trimmed). Try and plan this one for when they’re relaxed or watching TV with you at the end

of the day.


3) Start to practice gently holding the fur under pups chin (puppies will almost always object

to this one so it’s a gently gently approach). Go with him when he moves (never pull against him). Once he’s still, give him a treat. Groomers will gently hold this area for safely trimming faces on all breeds and its one of the hardest things for puppies to get used to. Just limited bursts for this exercise. Eventually pups head will sit on the groomers hand and be quite relaxed (as most adult dogs do). Treat when they are still.


4) Touch your pup all over. Play with their ears, tail, feet and reward your pup with a treat when they are still.


5) Line brushing technique. This is the easiest and most effective way of brushing to prevent knots. I recommend a plastic tipped slicker and a poodle comb to check you’ve got all the knots after brushing. We will show you this technique in person. Quick short strokes are much more comfortable for your pup. Most puppies need to be groomed 2 – 3 times per week to prevent knots. Long coats every day. If you like your puppy long, prepare to be best friends with your slicker brush and comb.


Establishing a good dental health routine I so important, especially for smaller dogs with little teeth that teeth cleaning treats cant reach. It’s important to check your dog’s teeth every month to watch out for areas of concern. There are many products on the market for teeth cleaning.


Advanced periodontal diseases like gingivitis and periodontitis have unhappy and painful symptoms like severe gum inflammation and the erosion of both hard and soft tissues surrounding your dog's teeth. If they're unusually head shy or having trouble chewing, those could be signs that your pup requires better oral care. Because gums are very vascular, it's possible for the bloodstream to transport micro-organisms to the dog's kidneys, liver and heart valves, causing severe systemic disease.
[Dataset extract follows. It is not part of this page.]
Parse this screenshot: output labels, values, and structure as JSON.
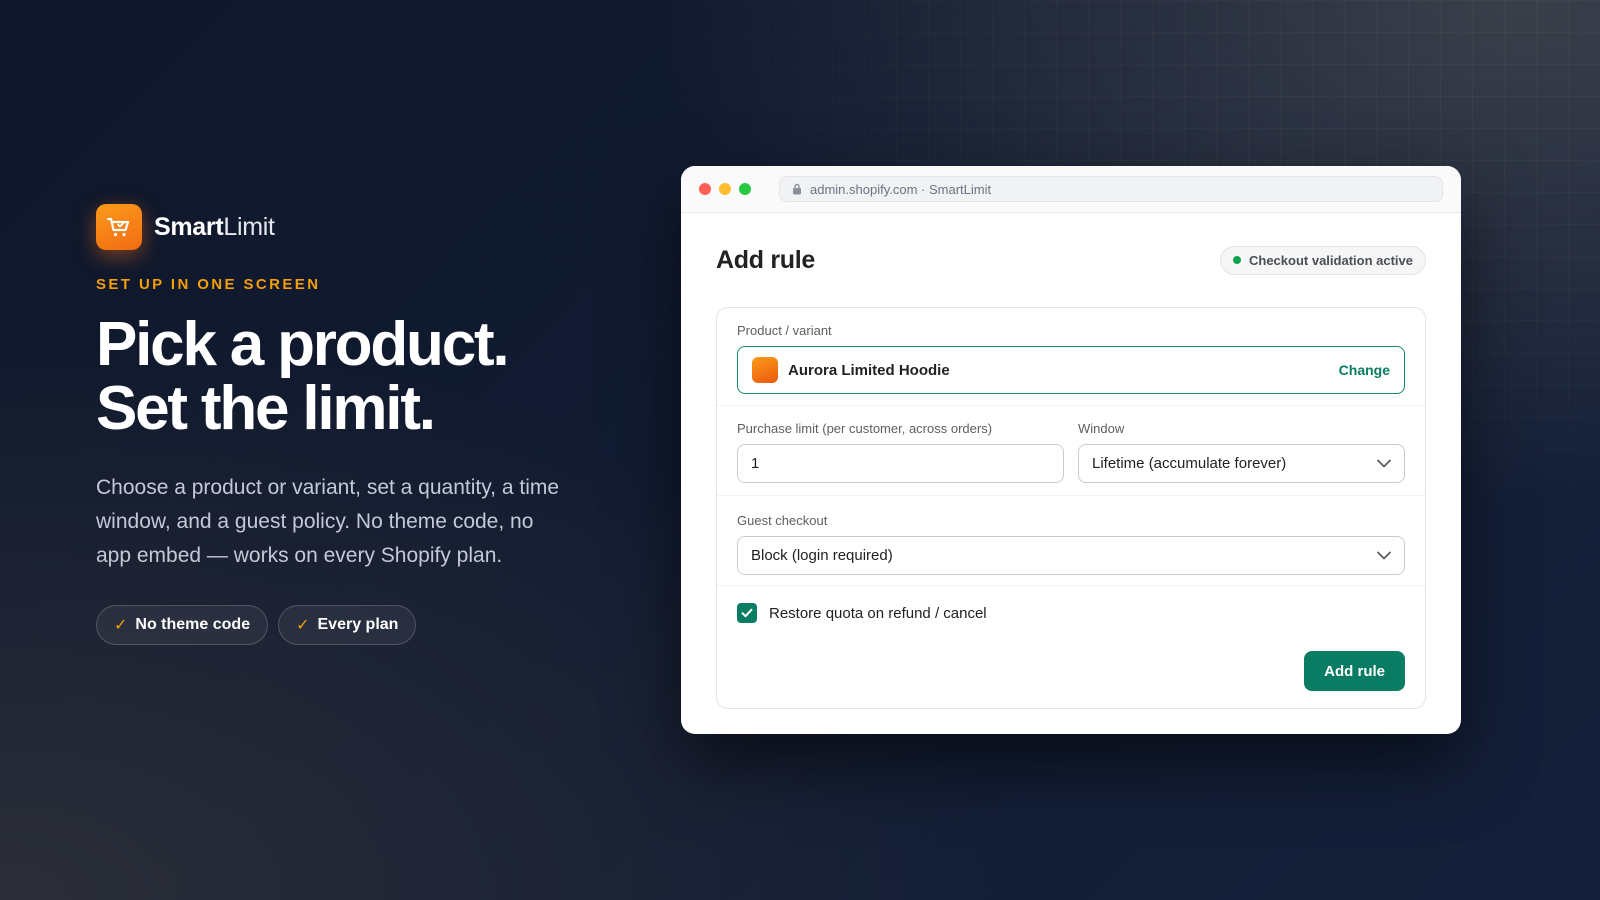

Step 1: Start slow, be gentle and definitely have a preferred treat handy. Seeing as this is likely new territory for both pet and owner, you'll want to tread lightly, and any signs of aggression should be headed as a sign to back off. Levels of temperament and docility will factor in. Still, without restraining your pet, begin with some soft muzzle scratches and move your way into a lift lip (no brushing yet) that exposes the teeth for about 30 seconds. Toss in a treat as a reward for tolerating your fingers immediately.


Step 2: Repeat the process, but this time gently run your fingers over your dog's teeth for 20 to 30 seconds. Praise and payoff will go a long way in creating trust and making this a potentially enjoyable routine for both of you, so incorporate the reward into the action here. Try a little fish or beef juice (our whatever animal juice your dog likes best) right on your finger. Again, finish with that treat — and lots of love — so that this becomes something of a game.


Step 3: Introduce a dog toothpaste and toothbrush (although a clean nylon can serve here too) and just let your dog lick away — still no brushing. Important note: DO NOT use human toothpaste. Substances like fluoride which find their way into many toothpaste brands are toxic to animals.


Step 4: Brush away! Get each tooth for about 10 to 20 seconds on both sides, then make sure your dog gets another treat and plenty of celebratory praise after the whole ordeal. Repeat home dental care daily and it should become no different than going for a walk or throwing the ball around. If your animal isn't the type to sit still easily, try a maiden voyage into dental care after some serious outdoor play time or a lengthy walk has worn them down a bit. Your pup will thank you with fewer vet bills in the long run.

Keep those pearly whites shining bright

Dog's Portrait
bottom of page